BRIEF:
The answer should contain all of the records below, each one copied word for word.

RAW DATA:
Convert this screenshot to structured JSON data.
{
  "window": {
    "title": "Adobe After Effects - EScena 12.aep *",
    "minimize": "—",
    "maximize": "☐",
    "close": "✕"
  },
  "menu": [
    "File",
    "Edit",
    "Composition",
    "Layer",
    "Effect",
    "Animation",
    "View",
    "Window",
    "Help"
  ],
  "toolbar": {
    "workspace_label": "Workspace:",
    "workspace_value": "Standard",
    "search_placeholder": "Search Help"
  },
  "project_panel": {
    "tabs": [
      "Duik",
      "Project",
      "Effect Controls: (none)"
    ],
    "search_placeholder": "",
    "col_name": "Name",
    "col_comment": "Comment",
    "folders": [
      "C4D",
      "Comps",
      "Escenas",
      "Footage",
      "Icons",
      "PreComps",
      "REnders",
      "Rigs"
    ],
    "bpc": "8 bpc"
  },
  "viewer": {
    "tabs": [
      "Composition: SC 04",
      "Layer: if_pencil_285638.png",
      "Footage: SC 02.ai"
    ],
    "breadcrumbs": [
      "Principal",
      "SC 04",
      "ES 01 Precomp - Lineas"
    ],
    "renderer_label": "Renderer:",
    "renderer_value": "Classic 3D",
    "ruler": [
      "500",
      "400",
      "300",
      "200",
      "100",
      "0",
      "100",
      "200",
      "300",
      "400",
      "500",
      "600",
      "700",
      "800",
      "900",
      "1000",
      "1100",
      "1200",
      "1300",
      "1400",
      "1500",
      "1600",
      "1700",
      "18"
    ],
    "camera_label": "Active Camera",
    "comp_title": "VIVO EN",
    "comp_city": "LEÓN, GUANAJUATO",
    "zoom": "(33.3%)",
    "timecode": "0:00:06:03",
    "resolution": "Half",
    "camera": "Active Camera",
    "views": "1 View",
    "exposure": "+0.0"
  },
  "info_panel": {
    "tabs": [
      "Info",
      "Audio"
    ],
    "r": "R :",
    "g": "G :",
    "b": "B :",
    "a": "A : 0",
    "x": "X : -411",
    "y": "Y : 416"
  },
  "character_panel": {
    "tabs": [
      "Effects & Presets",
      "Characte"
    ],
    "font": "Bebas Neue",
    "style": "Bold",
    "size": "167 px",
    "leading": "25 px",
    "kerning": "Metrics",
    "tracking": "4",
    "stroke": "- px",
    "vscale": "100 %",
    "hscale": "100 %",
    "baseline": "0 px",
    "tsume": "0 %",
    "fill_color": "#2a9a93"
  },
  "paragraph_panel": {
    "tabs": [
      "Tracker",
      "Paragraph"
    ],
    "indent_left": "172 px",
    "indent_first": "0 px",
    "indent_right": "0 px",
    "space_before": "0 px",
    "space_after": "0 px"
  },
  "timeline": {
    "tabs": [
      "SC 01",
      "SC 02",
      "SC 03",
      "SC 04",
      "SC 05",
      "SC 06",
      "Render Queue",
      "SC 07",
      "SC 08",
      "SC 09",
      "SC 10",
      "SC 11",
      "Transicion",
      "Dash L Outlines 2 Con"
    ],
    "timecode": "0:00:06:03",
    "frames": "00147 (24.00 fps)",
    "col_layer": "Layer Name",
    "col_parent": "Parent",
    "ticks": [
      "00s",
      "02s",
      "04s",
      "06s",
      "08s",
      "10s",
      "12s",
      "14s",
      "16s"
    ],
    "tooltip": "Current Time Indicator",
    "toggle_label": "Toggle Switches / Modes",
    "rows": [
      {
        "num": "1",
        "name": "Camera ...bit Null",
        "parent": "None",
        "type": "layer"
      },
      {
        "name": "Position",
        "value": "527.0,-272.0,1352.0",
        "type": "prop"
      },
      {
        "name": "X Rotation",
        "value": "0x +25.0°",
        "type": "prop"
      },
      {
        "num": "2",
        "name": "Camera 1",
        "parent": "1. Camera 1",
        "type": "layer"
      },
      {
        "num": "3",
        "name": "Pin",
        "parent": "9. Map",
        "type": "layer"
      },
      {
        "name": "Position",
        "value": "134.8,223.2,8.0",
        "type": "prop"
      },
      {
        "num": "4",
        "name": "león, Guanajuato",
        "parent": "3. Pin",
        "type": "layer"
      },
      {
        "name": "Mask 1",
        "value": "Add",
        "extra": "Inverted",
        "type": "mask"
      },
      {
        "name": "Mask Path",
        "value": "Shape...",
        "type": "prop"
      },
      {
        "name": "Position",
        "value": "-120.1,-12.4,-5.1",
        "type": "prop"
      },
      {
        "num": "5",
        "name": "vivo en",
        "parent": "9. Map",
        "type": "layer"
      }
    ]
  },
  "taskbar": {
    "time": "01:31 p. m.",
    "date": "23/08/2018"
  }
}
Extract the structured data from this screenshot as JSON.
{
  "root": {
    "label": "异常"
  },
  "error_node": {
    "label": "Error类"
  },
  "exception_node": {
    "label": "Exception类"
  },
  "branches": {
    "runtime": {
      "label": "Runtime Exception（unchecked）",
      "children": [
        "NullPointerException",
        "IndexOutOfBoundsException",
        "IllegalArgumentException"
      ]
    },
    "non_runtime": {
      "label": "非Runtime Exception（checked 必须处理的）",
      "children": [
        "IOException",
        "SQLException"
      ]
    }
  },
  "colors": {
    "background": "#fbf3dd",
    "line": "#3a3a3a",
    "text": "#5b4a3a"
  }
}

YOUR RESPONSE:
Convert this screenshot to structured JSON data.
{
  "window": {
    "title": "Adobe After Effects - EScena 12.aep *",
    "minimize": "—",
    "maximize": "☐",
    "close": "✕"
  },
  "menu": [
    "File",
    "Edit",
    "Composition",
    "Layer",
    "Effect",
    "Animation",
    "View",
    "Window",
    "Help"
  ],
  "toolbar": {
    "workspace_label": "Workspace:",
    "workspace_value": "Standard",
    "search_placeholder": "Search Help"
  },
  "project_panel": {
    "tabs": [
      "Duik",
      "Project",
      "Effect Controls: (none)"
    ],
    "search_placeholder": "",
    "col_name": "Name",
    "col_comment": "Comment",
    "folders": [
      "C4D",
      "Comps",
      "Escenas",
      "Footage",
      "Icons",
      "PreComps",
      "REnders",
      "Rigs"
    ],
    "bpc": "8 bpc"
  },
  "viewer": {
    "tabs": [
      "Composition: SC 04",
      "Layer: if_pencil_285638.png",
      "Footage: SC 02.ai"
    ],
    "breadcrumbs": [
      "Principal",
      "SC 04",
      "ES 01 Precomp - Lineas"
    ],
    "renderer_label": "Renderer:",
    "renderer_value": "Classic 3D",
    "ruler": [
      "500",
      "400",
      "300",
      "200",
      "100",
      "0",
      "100",
      "200",
      "300",
      "400",
      "500",
      "600",
      "700",
      "800",
      "900",
      "1000",
      "1100",
      "1200",
      "1300",
      "1400",
      "1500",
      "1600",
      "1700",
      "18"
    ],
    "camera_label": "Active Camera",
    "comp_title": "VIVO EN",
    "comp_city": "LEÓN, GUANAJUATO",
    "zoom": "(33.3%)",
    "timecode": "0:00:06:03",
    "resolution": "Half",
    "camera": "Active Camera",
    "views": "1 View",
    "exposure": "+0.0"
  },
  "info_panel": {
    "tabs": [
      "Info",
      "Audio"
    ],
    "r": "R :",
    "g": "G :",
    "b": "B :",
    "a": "A : 0",
    "x": "X : -411",
    "y": "Y : 416"
  },
  "character_panel": {
    "tabs": [
      "Effects & Presets",
      "Characte"
    ],
    "font": "Bebas Neue",
    "style": "Bold",
    "size": "167 px",
    "leading": "25 px",
    "kerning": "Metrics",
    "tracking": "4",
    "stroke": "- px",
    "vscale": "100 %",
    "hscale": "100 %",
    "baseline": "0 px",
    "tsume": "0 %",
    "fill_color": "#2a9a93"
  },
  "paragraph_panel": {
    "tabs": [
      "Tracker",
      "Paragraph"
    ],
    "indent_left": "172 px",
    "indent_first": "0 px",
    "indent_right": "0 px",
    "space_before": "0 px",
    "space_after": "0 px"
  },
  "timeline": {
    "tabs": [
      "SC 01",
      "SC 02",
      "SC 03",
      "SC 04",
      "SC 05",
      "SC 06",
      "Render Queue",
      "SC 07",
      "SC 08",
      "SC 09",
      "SC 10",
      "SC 11",
      "Transicion",
      "Dash L Outlines 2 Con"
    ],
    "timecode": "0:00:06:03",
    "frames": "00147 (24.00 fps)",
    "col_layer": "Layer Name",
    "col_parent": "Parent",
    "ticks": [
      "00s",
      "02s",
      "04s",
      "06s",
      "08s",
      "10s",
      "12s",
      "14s",
      "16s"
    ],
    "tooltip": "Current Time Indicator",
    "toggle_label": "Toggle Switches / Modes",
    "rows": [
      {
        "num": "1",
        "name": "Camera ...bit Null",
        "parent": "None",
        "type": "layer"
      },
      {
        "name": "Position",
        "value": "527.0,-272.0,1352.0",
        "type": "prop"
      },
      {
        "name": "X Rotation",
        "value": "0x +25.0°",
        "type": "prop"
      },
      {
        "num": "2",
        "name": "Camera 1",
        "parent": "1. Camera 1",
        "type": "layer"
      },
      {
        "num": "3",
        "name": "Pin",
        "parent": "9. Map",
        "type": "layer"
      },
      {
        "name": "Position",
        "value": "134.8,223.2,8.0",
        "type": "prop"
      },
      {
        "num": "4",
        "name": "león, Guanajuato",
        "parent": "3. Pin",
        "type": "layer"
      },
      {
        "name": "Mask 1",
        "value": "Add",
        "extra": "Inverted",
        "type": "mask"
      },
      {
        "name": "Mask Path",
        "value": "Shape...",
        "type": "prop"
      },
      {
        "name": "Position",
        "value": "-120.1,-12.4,-5.1",
        "type": "prop"
      },
      {
        "num": "5",
        "name": "vivo en",
        "parent": "9. Map",
        "type": "layer"
      }
    ]
  },
  "taskbar": {
    "time": "01:31 p. m.",
    "date": "23/08/2018"
  }
}
Extract the structured data from this screenshot as JSON.
{
  "root": {
    "label": "异常"
  },
  "error_node": {
    "label": "Error类"
  },
  "exception_node": {
    "label": "Exception类"
  },
  "branches": {
    "runtime": {
      "label": "Runtime Exception（unchecked）",
      "children": [
        "NullPointerException",
        "IndexOutOfBoundsException",
        "IllegalArgumentException"
      ]
    },
    "non_runtime": {
      "label": "非Runtime Exception（checked 必须处理的）",
      "children": [
        "IOException",
        "SQLException"
      ]
    }
  },
  "colors": {
    "background": "#fbf3dd",
    "line": "#3a3a3a",
    "text": "#5b4a3a"
  }
}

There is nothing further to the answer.